My Dear Wife
Yours of the 25th came to hand the 11th and found me well & in the ditches with the boys. I was on a visit to see them and I found them generally well, but a good deal of grumbling & dissatisfaction – rations rather short and so much duty to do that they are worn out. The yanks breast works are in plain view here & a constant shelling which keeps the boys close to their breast works. The pickets fight all the time. Its one continual roar of small arms in plain view of both breast works.
Our regt has escaped remarkably well lately. None killed since I wrote you last, 3 or 4 have been wounded. Collins (Eli’s son) & Nichols (David’s son) of Co I. Collin’s middle finger left hand was amputated. Nichols right side by a piece of shell and some others who you are not acquainted with. I started out yesterday morning to see the boys and the shelling was so heavy that I came back. I think there was 40 or 50 struck within 100 yards of me & I thought some came near hiting me and learning the regt was going out on picket last night I came back to the cooking train where I stay badly scared as for war news. I have but little. Wheeler is certainly gone to the rear of Sherman & reports say tore up 20 miles of R Road. If so, Sherman will have to fight or retreat. If he charges our works he is whipped. He must do something soon for his supplies for he cant get them from the country. Both armies are well fortified here. The Yankees shell Atlanta both day and night. They bomb a house nearly evry day or night & occasionally kill some they have killed several women & children. Still that don’t make them leave town. I feel sorry for them I think they ought to take their children & git out of harms way & the reach of the shells.
Well I have an apology to make you. This is the first letter I have written since I left Griffin over 2 weeks ago. The cause of my not writing you last week was the yanks had cut the R Road & stoped communications for a few days & then I thought I would wait until I visited the Regt. The day I rec’d your letter I wrote out my resignation which was excepted by the Col. I asked for leave of absence which was not granted, so I waited until I could hear from the later paper hoping that I could git to go home but Coleman disapproved it & so did all the others. I suppose it will be 30 days before I hear from my resignation which has to go to Richmond. I tendered it unconditionally and immediately. I said nothing to my boys about it as they told me they heard I was going to resign & if I did they swore they would go too.

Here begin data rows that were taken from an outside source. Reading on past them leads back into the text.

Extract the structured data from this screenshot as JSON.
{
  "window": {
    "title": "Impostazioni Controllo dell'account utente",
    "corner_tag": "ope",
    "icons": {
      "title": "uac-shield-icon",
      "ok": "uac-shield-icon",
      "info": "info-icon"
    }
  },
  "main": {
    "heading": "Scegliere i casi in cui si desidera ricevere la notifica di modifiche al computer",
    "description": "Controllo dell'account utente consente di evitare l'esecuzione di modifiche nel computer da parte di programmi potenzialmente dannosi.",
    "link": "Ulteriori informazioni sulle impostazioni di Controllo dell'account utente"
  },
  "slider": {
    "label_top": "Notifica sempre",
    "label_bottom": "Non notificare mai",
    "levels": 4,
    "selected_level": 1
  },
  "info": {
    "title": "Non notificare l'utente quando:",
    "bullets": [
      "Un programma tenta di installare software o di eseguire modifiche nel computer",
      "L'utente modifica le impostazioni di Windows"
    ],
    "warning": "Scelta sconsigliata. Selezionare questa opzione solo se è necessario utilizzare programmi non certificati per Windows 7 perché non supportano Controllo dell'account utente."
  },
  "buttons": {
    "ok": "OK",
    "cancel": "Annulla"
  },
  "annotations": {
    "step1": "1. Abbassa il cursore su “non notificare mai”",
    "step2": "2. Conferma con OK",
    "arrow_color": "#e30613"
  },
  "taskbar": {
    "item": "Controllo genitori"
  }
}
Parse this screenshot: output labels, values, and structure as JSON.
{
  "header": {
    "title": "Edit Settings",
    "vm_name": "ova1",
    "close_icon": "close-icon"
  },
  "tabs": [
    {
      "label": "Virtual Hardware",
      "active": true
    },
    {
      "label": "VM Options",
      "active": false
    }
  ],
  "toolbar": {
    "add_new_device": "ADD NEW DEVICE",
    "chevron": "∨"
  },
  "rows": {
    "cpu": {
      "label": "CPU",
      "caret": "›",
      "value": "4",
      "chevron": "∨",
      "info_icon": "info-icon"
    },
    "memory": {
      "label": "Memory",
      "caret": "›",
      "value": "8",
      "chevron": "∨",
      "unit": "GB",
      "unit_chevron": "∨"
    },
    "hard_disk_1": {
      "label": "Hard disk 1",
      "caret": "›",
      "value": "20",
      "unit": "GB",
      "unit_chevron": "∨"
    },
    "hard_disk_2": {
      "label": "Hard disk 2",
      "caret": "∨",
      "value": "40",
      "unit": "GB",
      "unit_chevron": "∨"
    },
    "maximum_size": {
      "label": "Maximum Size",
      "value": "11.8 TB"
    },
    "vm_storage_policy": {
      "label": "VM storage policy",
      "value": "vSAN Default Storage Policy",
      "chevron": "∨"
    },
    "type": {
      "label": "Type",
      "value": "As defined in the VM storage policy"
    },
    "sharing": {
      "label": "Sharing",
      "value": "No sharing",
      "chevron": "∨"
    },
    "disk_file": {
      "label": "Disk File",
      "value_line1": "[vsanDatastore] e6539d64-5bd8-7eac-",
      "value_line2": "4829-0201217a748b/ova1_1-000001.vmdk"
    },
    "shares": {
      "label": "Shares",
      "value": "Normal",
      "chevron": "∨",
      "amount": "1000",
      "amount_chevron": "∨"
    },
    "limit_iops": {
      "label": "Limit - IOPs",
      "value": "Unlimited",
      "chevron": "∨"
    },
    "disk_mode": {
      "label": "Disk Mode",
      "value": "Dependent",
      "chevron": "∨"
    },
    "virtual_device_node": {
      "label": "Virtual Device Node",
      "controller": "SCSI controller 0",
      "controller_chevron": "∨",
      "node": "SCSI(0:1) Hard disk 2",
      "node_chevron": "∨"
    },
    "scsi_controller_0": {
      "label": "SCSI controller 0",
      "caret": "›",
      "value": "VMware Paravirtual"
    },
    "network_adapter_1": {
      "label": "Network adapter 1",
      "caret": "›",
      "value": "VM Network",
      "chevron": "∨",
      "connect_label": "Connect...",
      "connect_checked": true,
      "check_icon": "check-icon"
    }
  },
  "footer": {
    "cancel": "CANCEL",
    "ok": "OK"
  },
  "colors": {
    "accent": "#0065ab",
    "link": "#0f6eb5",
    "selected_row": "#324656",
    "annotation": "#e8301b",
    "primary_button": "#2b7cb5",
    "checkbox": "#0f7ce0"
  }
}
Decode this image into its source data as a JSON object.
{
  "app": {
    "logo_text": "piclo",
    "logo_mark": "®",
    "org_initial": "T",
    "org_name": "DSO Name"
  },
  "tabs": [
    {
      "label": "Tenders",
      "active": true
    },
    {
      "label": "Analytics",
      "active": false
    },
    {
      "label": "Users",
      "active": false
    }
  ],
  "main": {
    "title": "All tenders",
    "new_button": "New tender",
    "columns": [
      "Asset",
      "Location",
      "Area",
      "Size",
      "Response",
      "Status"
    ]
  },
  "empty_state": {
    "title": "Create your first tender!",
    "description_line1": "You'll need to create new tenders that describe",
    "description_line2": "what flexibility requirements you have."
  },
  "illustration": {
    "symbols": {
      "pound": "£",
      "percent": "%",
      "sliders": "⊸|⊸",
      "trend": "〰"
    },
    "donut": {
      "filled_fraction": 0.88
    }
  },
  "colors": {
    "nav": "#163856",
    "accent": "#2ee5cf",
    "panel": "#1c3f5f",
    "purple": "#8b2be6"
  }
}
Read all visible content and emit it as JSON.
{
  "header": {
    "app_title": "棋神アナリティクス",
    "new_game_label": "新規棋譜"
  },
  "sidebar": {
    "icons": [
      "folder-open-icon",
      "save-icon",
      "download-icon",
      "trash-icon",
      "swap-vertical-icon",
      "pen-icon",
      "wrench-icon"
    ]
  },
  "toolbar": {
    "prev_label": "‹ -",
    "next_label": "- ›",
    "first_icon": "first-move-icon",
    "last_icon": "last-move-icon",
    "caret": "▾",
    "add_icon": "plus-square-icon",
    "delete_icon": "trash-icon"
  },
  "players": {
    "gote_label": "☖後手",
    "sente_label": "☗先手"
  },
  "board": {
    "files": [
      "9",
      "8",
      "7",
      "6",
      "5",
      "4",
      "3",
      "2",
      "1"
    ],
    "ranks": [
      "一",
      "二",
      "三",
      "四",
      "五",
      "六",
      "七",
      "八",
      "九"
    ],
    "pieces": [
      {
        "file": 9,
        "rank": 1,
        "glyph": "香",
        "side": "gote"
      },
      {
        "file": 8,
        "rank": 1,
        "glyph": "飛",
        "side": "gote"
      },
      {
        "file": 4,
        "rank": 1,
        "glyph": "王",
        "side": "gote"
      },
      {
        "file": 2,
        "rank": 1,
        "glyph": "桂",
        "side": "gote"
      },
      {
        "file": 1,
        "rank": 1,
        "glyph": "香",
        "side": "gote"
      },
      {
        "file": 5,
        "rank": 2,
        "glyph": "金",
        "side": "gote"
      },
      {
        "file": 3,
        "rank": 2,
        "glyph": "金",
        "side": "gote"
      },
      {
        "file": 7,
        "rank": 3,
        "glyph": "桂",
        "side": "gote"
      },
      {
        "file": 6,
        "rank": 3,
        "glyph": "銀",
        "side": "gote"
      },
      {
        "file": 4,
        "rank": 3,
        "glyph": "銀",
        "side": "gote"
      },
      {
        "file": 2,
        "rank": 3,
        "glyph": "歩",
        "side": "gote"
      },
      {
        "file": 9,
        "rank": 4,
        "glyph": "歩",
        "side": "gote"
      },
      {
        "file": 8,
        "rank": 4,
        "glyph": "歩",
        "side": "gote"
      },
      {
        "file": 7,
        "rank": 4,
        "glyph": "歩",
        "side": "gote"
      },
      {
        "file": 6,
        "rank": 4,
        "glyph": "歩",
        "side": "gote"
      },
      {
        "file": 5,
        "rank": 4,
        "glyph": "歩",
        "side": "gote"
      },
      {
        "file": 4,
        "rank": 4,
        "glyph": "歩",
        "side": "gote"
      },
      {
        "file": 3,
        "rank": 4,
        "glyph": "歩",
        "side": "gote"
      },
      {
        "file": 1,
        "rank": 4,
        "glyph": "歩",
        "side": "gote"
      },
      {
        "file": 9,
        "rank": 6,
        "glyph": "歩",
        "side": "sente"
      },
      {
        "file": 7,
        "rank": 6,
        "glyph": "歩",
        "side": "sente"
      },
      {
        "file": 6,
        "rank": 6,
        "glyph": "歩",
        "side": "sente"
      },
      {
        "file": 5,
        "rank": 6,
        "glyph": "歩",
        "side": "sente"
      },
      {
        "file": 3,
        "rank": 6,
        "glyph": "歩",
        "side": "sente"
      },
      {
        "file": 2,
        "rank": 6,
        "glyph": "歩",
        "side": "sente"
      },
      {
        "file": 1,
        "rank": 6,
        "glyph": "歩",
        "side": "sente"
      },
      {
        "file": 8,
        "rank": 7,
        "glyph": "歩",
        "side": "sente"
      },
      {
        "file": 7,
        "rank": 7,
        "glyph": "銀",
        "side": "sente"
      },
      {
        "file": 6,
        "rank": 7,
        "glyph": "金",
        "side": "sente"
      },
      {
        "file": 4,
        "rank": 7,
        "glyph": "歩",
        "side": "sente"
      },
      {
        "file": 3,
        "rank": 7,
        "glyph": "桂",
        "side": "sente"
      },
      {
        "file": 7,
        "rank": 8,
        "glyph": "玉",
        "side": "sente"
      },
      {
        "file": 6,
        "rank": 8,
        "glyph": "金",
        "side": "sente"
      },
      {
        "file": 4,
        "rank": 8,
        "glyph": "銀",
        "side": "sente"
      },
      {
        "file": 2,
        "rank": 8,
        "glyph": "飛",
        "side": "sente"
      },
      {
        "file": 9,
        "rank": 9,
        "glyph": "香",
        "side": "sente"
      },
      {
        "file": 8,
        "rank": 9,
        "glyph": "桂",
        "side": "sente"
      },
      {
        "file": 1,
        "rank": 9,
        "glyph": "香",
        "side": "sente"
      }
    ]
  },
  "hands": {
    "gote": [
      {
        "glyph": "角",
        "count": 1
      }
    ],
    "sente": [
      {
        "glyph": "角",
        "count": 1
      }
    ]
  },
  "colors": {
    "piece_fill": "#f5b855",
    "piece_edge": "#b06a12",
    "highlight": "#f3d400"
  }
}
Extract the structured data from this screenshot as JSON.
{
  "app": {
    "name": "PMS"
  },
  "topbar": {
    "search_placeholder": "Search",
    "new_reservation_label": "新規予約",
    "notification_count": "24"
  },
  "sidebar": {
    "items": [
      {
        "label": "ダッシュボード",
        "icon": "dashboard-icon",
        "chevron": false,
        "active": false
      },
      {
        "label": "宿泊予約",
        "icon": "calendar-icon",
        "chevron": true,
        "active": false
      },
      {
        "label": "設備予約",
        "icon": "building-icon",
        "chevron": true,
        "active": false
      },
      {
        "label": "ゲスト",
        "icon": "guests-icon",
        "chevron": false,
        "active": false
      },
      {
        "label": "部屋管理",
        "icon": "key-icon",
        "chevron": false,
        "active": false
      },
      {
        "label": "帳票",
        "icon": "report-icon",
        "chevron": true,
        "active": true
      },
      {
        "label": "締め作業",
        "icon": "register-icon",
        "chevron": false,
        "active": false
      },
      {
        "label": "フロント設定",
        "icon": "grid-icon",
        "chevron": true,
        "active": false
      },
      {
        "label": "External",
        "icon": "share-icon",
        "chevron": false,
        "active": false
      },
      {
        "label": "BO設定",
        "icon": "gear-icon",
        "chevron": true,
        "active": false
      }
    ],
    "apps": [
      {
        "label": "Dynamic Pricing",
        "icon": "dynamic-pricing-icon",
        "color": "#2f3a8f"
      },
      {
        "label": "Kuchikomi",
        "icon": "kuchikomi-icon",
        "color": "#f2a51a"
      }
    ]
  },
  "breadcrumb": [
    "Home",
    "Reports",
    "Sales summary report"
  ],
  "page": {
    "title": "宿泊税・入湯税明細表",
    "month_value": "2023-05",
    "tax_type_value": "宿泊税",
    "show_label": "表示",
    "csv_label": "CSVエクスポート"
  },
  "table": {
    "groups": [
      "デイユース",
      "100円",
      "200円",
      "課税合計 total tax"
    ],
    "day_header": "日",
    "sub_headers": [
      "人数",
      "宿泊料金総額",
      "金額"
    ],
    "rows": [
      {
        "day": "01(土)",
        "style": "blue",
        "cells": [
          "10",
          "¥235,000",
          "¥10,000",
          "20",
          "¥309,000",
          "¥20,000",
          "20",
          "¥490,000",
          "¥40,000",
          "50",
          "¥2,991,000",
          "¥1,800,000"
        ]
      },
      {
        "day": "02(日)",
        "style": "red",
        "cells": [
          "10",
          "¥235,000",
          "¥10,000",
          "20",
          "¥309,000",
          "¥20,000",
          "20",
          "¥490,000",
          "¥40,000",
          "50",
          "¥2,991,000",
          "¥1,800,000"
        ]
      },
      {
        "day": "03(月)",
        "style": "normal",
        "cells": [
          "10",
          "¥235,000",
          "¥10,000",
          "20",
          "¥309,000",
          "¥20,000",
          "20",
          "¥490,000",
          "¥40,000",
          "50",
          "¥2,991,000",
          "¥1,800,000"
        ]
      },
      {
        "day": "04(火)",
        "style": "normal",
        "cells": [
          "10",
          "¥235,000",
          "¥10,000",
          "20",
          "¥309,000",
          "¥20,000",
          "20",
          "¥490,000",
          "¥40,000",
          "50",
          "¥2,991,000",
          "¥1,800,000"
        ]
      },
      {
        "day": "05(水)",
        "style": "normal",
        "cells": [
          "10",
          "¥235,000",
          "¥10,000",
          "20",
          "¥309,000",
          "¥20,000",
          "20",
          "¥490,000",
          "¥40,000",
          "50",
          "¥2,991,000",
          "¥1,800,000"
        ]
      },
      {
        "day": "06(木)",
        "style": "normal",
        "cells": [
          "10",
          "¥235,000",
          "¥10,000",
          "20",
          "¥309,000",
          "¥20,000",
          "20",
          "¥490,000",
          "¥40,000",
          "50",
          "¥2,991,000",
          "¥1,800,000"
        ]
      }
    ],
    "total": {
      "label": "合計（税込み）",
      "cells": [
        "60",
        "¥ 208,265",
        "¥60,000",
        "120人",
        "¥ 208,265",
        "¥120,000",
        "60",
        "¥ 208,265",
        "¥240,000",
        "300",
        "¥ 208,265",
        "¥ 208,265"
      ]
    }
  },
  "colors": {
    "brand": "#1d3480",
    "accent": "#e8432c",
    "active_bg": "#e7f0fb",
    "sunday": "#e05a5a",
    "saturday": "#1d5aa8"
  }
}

I told Lt. Anderson about it & he hated it very much but said he could not blaime me. The boys all know it now & I fear as soon as they git their pay which I learn will be in a few days, many will go home. Woodberry Owens left for home a few nights ago 12 or 14 of the Jackson Co has gone home. If this seage last much longer I fear half of our armey will leave but I have hope that Sherman will have to retreat soon & we may yet drive them back. Capt Dyche and Lt. Whitaker have tendered their resignation & asked for a leave of abasence. Their resignations were excepted but they have not heard whether leave is granted or not. Capt Hughes & others say they are going to resign. John Reid tis trying for a furlough but has not heard from anyone yet. I got a letter from Joe a few days ago dated July 18th. He was well their & near Petersburg. I also got one from Samey dated July 29th. He was in Richmond in the quarter masters dept & said he heard that Joe was about to loose one of his eyes. I have not received your letter giving me the particulars of Anns death in that this is the only one I have red lately except the one Anderson brought me & I supposed what you said was that Ann died on your birth day. Will Woodfin also told me of her death.
I will go out to the regt in a day or two or I may strike out to git off soon. The yanks are shelling bery heavy this evening. It is a continual fire a general engagement could not be much heavier. I hope to be with my two wives soon to receive the good things presents they have in store for me. The clothing I don’t need at present so bad but the sleeping with my wife I am very needy. I hope the time is close when I can git both clothing & the sweet kisses & pleasant bed mate.
Kiss my sweet babes often for me. My love to all. I ever remain your devoted husband. Write often.
Source: Christopher Watford, ed. The Civil War in North Carolina: Soldiers’ and Civilians’ Letters and Diaries, 1861-1865, Volume 2. (Jefferson, North Carolina: McFarland & Company, Inc., 2003). Diary of Major William W. Stringfield. Original in the Alfred Bell papers, Duke University Library Specila Collections.